##### DATASET ENTRIES #####

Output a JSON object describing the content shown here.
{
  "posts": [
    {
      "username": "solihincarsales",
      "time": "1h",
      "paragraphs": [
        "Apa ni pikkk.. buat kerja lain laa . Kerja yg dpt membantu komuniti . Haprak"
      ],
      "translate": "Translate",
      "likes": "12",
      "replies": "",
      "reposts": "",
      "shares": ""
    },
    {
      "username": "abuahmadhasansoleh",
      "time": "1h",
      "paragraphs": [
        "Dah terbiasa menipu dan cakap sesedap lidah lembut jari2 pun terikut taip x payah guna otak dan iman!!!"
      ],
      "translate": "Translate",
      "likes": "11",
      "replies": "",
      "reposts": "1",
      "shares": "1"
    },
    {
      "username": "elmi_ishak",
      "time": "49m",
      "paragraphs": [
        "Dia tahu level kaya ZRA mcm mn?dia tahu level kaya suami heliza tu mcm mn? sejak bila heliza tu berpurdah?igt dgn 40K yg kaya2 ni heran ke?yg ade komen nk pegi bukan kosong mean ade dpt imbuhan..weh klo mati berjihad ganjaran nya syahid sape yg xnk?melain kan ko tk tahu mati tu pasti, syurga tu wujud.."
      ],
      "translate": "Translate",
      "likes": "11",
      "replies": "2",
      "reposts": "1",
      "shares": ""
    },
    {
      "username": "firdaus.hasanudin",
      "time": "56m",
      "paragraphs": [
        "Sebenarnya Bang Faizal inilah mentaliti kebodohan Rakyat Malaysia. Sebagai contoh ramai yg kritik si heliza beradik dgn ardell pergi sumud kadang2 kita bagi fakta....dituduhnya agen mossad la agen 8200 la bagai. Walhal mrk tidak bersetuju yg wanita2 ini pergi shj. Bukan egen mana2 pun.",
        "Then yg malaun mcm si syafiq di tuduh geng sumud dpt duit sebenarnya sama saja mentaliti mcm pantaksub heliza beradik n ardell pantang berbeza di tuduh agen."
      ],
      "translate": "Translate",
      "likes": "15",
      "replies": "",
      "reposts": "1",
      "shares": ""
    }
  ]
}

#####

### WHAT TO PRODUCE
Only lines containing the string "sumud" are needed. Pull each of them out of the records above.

### EXPECTED ANSWER
        "Sebenarnya Bang Faizal inilah mentaliti kebodohan Rakyat Malaysia. Sebagai contoh ramai yg kritik si heliza beradik dgn ardell pergi sumud kadang2 kita bagi fakta....dituduhnya agen mossad la agen 8200 la bagai. Walhal mrk tidak bersetuju yg wanita2 ini pergi shj. Bukan egen mana2 pun.",
        "Then yg malaun mcm si syafiq di tuduh geng sumud dpt duit sebenarnya sama saja mentaliti mcm pantaksub heliza beradik n ardell pantang berbeza di tuduh agen."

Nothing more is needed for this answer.